And yes, Cletus J. Diggs is laugh out loud funny in places. But it is also dark and disturbing others. Very disturbing. In fact this story reminded me of what made Lovecraft’s work so brilliant.

I am impressed by David Wilson’s ability to keep the humor alive without dispelling the underlying sense of dread. I wish I could write this well.

In fact, it is the end of this novel (which I will not spoil for you) when Cletus comes face to face with the truth, that stuck with me. How Cletus reacted to that truth made me love the story all the more. The ending was disturbing and left me with a true sense of dread. And I think that dread felt by both Cletus and myself is well described by my favorite quote from Lovecraft’s work:
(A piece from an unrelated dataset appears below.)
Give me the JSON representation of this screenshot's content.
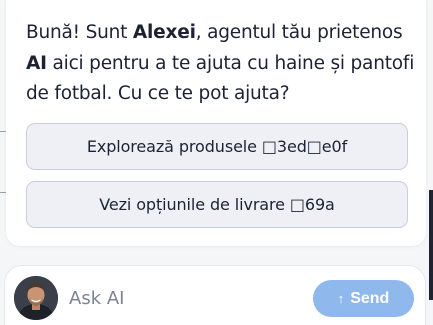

“The most merciful thing in the world, I think, is the inability of the human mind to correlate all its contents. We live on a placid island of ignorance in the midst of black seas of infinity, and it was not meant that we should voyage far. The sciences, each straining in its own direction, have hitherto harmed us little; but some day the piecing together of dissociated knowledge will open up such terrifying vistas of reality, and of our frightful position therein, that we shall either go mad from the revelation or flee from the light into the peace and safety of a new dark age.” – Call of Cthulhu, H.P. Lovecraft

The narration by Joe Geoffrey definitely enhances and compliments the story. The voices he did for each character are unique. He captures the pace and style of life of a small town well in his inflections and accents and easy going style. It is pleasure the listen to.

I give The Not Quite Right Reverend Cletus J. Diggs and the Currently Accepted Habits of Nature five out of five snark bites overall (four out of five snark bites for the audio and six out of five snark bites for the story). Go pick up a copy right now.

50 Books For Geeks

As most of you don’t know, I currently pay the bills by working as a software developer. (Who I do that for is irrelevant to this post.) And as a software developer, I am subscribed to a variety of Tech blogs and email newsletters. One of those is InsideTech (well, I think I got subscribed to it when I signed up for anyway), and few weeks back they published an article titled “50 Books Every Geek Should Read”. I found the list of books interesting and decided to see how many of them I had read and pick five to read in the next year. I’m not going to give you the whole list from the original article here as I think it is worth a read, but I will list the ones I have read and those I plan to read in the next year.

The books I have read listed in 50 Books Every Geek Should Read are:

Neuromancer by William Gibson
I, Robot by Isaac Asimov
Hitchhiker’s Guide to the Galaxy by Douglas Adams
Ender’s Game by Orson Scott Card
The Time Machine by H.G. Wells
1984 by George Orwell
Brave New World by Aldous Huxley
The Visual Display of Quantitative Information by Edward Tufte
Code Complete: A Practical Handbook of Software Construction by Steve McConnell
Getting Things Done by David Allen

The five books I plan to read in the next year or so, that are listed in 50 Books Every Geek Should Read are:

Snow Crash by Neal Stephenson
Do Androids Dream of Electric Sheep? by Philip K. Dick
Flatland by Edwin A. Abbott
iCon by Jeffrey S. Young and William L. Simon
Cathedral and the Bazaar by Eric S. Raymond

So, how many books have you read from the list in 50 Books Every Geek Should Read are there any you think you might like to read?